In this single institution study, 47 patients with metastatic disease at diagnosis or recurrent Ewing's sarcoma were treated with high-dose chemotherapy followed by tandem (n = 20) or single (n = 27) ASCT. Those who underwent single ASCT received a novel conditioning regimen with busulfan, melphalan, and topotecan.
At 10 years and 15 years follow-up, overall survival (OS) and disease-free survival (DFS) were 46% and 37%, and 42% and 37%, respectively.
Prognostic factors in OS, DFS, and risk of relapse were disease status at transplant and the time to disease relapse prior to ASCT.
Patients transplanted in first complete response (1CR) had OS of 78% at 10 years. Patients in 1CR/2CR/first partial response (1PR) had OS of 66%; and patients at ≥3CR, ≥2PR, or advanced disease had OS of 26%.
At 10 years, patients without a history of relapse had an OS of 75%, patients with late relapse (≥2 years from diagnosis) had an OS of 50%, and patients with early relapse (<2 years from diagnosis) had an OS of 18%.

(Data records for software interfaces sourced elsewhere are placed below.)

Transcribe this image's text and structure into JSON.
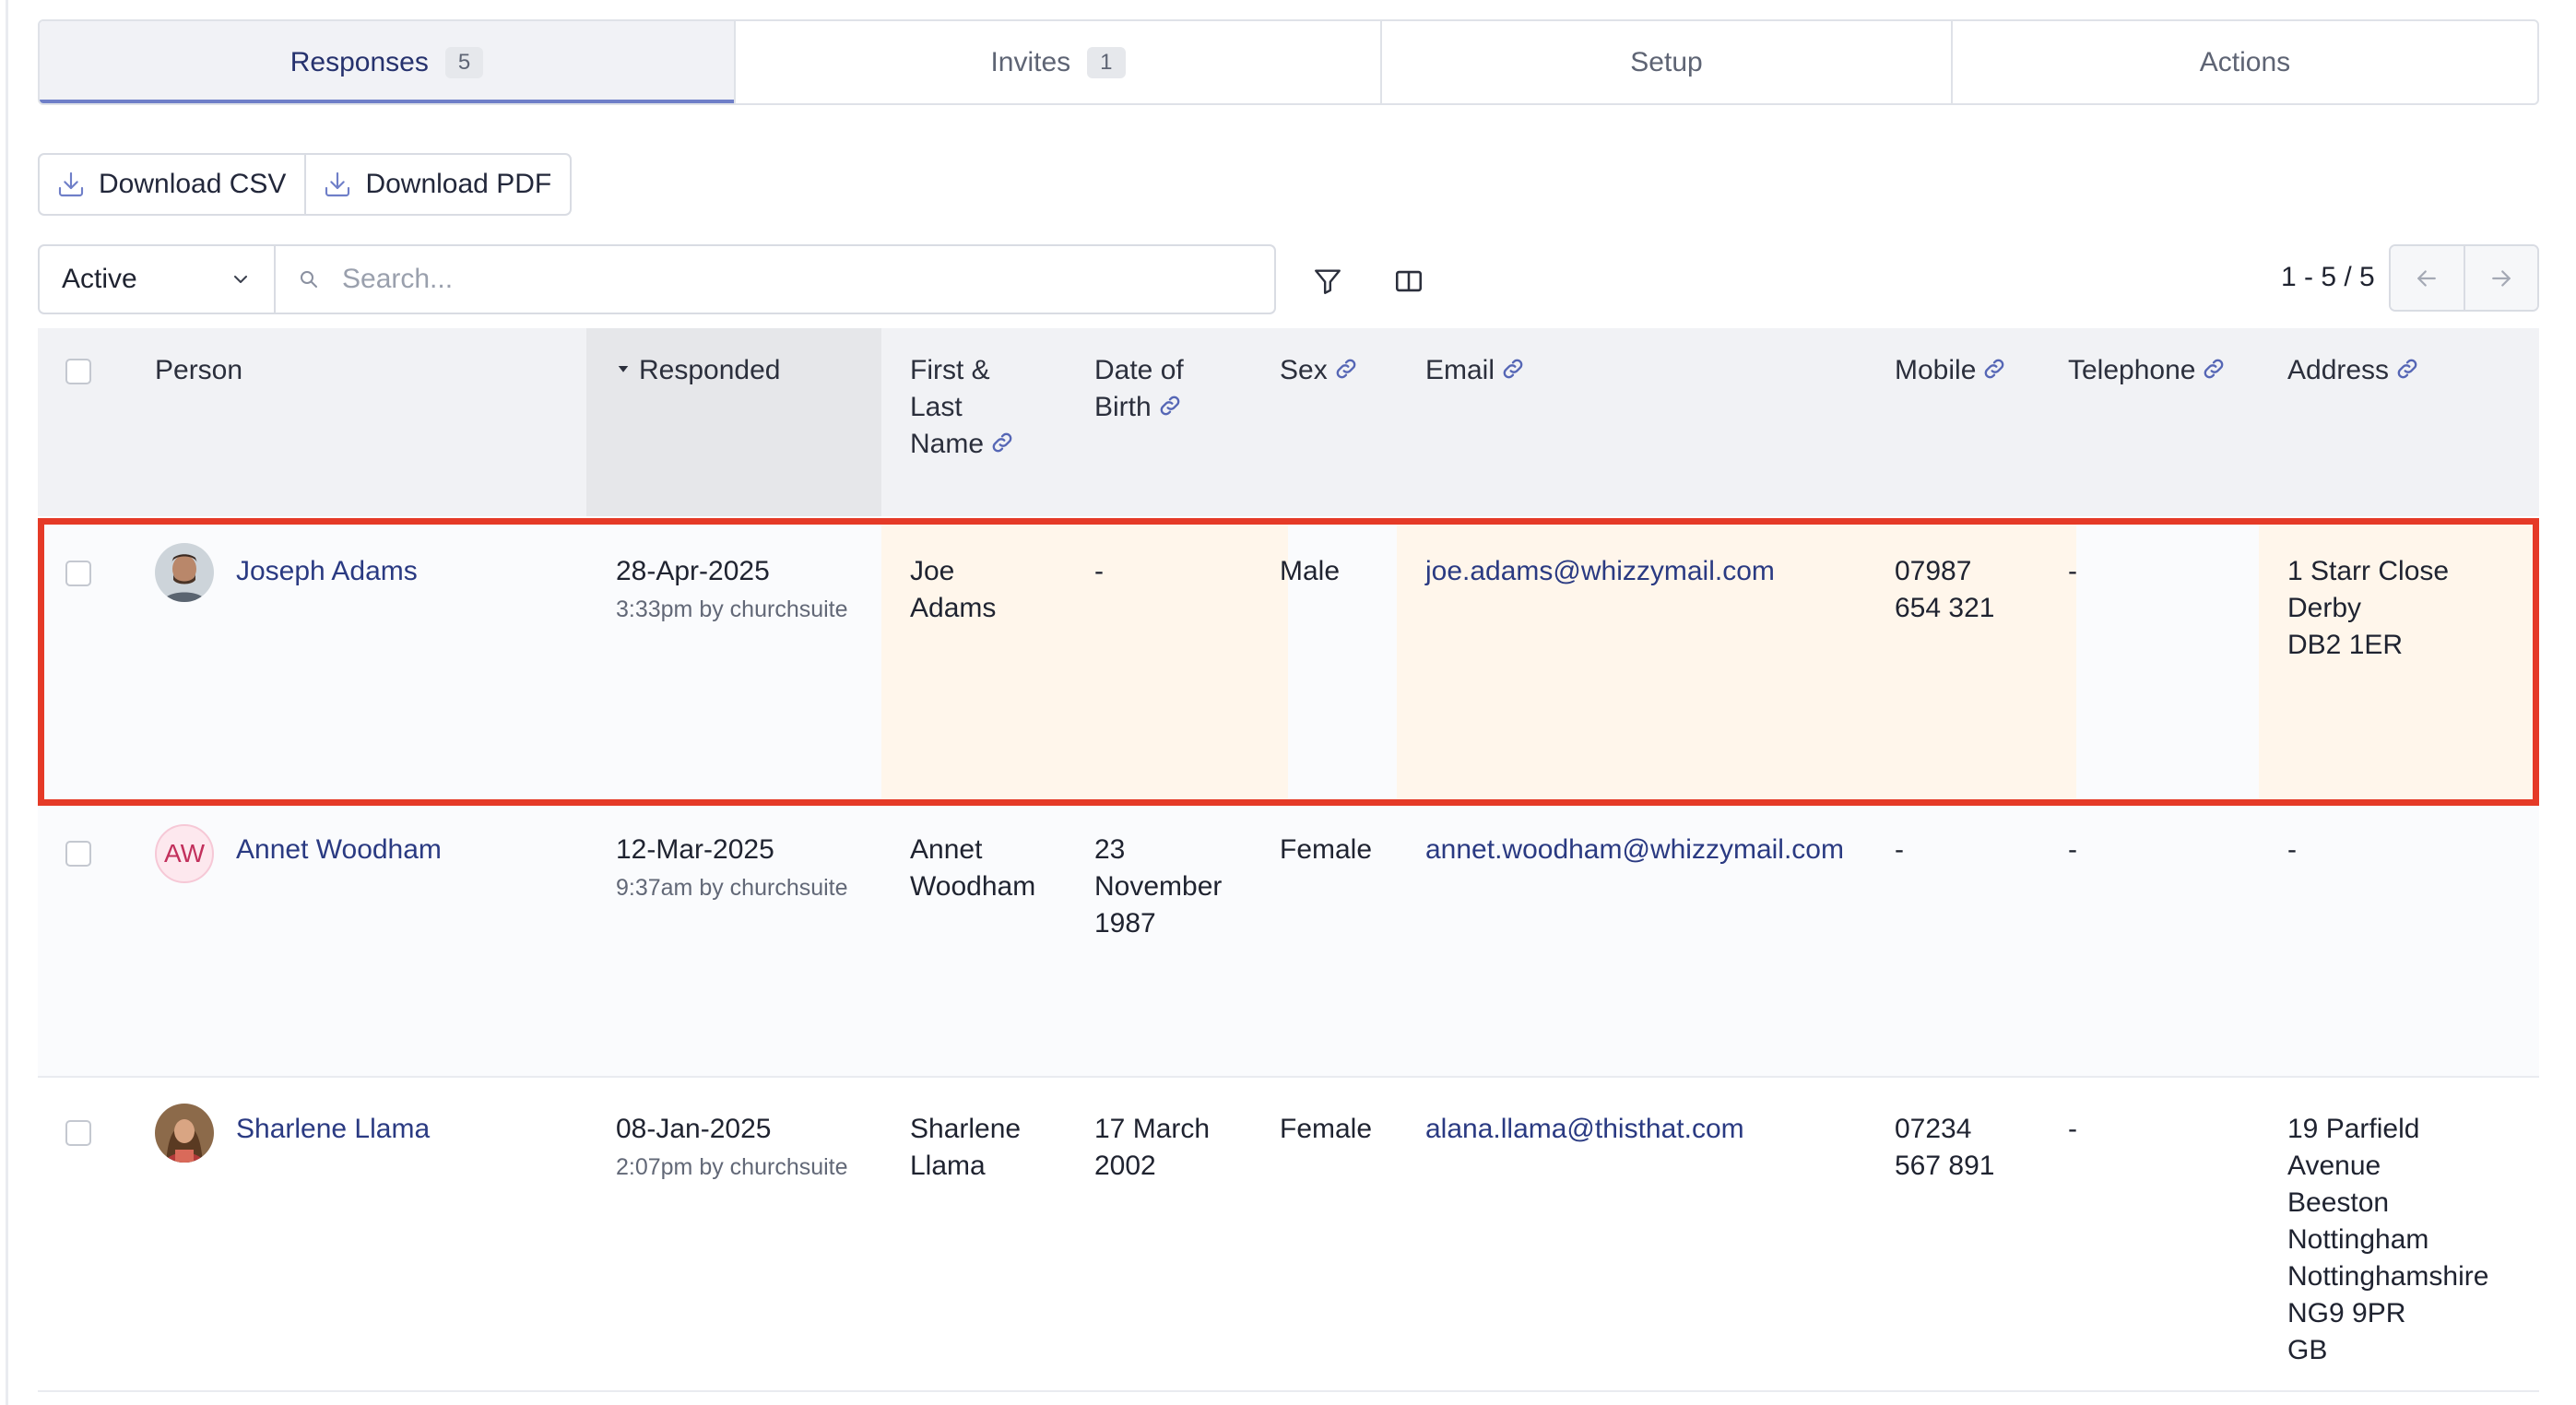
{
  "tabs": [
    {
      "label": "Responses",
      "count": "5"
    },
    {
      "label": "Invites",
      "count": "1"
    },
    {
      "label": "Setup"
    },
    {
      "label": "Actions"
    }
  ],
  "toolbar": {
    "download_csv": "Download CSV",
    "download_pdf": "Download PDF"
  },
  "filters": {
    "status_selected": "Active",
    "search_placeholder": "Search..."
  },
  "pagination": {
    "range": "1 - 5 / 5"
  },
  "columns": {
    "person": "Person",
    "responded": "Responded",
    "first_last_name": [
      "First &",
      "Last",
      "Name"
    ],
    "dob": [
      "Date of",
      "Birth"
    ],
    "sex": "Sex",
    "email": "Email",
    "mobile": "Mobile",
    "telephone": "Telephone",
    "address": "Address"
  },
  "rows": [
    {
      "name": "Joseph Adams",
      "avatar": "photo",
      "responded_date": "28-Apr-2025",
      "responded_by": "3:33pm by churchsuite",
      "first_last": [
        "Joe",
        "Adams"
      ],
      "dob": [
        "-"
      ],
      "sex": "Male",
      "email": "joe.adams@whizzymail.com",
      "mobile": [
        "07987",
        "654 321"
      ],
      "telephone": "-",
      "address": [
        "1 Starr Close",
        "Derby",
        "DB2 1ER"
      ]
    },
    {
      "name": "Annet Woodham",
      "avatar": "initials",
      "initials": "AW",
      "responded_date": "12-Mar-2025",
      "responded_by": "9:37am by churchsuite",
      "first_last": [
        "Annet",
        "Woodham"
      ],
      "dob": [
        "23",
        "November",
        "1987"
      ],
      "sex": "Female",
      "email": "annet.woodham@whizzymail.com",
      "mobile": [
        "-"
      ],
      "telephone": "-",
      "address": [
        "-"
      ]
    },
    {
      "name": "Sharlene Llama",
      "avatar": "photo",
      "responded_date": "08-Jan-2025",
      "responded_by": "2:07pm by churchsuite",
      "first_last": [
        "Sharlene",
        "Llama"
      ],
      "dob": [
        "17 March",
        "2002"
      ],
      "sex": "Female",
      "email": "alana.llama@thisthat.com",
      "mobile": [
        "07234",
        "567 891"
      ],
      "telephone": "-",
      "address": [
        "19 Parfield",
        "Avenue",
        "Beeston",
        "Nottingham",
        "Nottinghamshire",
        "NG9 9PR",
        "GB"
      ]
    }
  ],
  "colors": {
    "accent": "#6f7fc8",
    "link": "#2a3a82",
    "highlight_border": "#e53a27",
    "highlight_fill": "#fff6eb"
  }
}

Pawlowska AB, Sun V, Calvert GT, et al. Long term follow-up of high dose chemotherapy with autologous stem cell transplantation in children and young adults with metastatic or relapsed Ewing's sarcoma – a single-institution experience. Biol Blood Marrow Transplant. 2020; DOI:https://doi.org/10.1016/j.bbmt.2020.09.029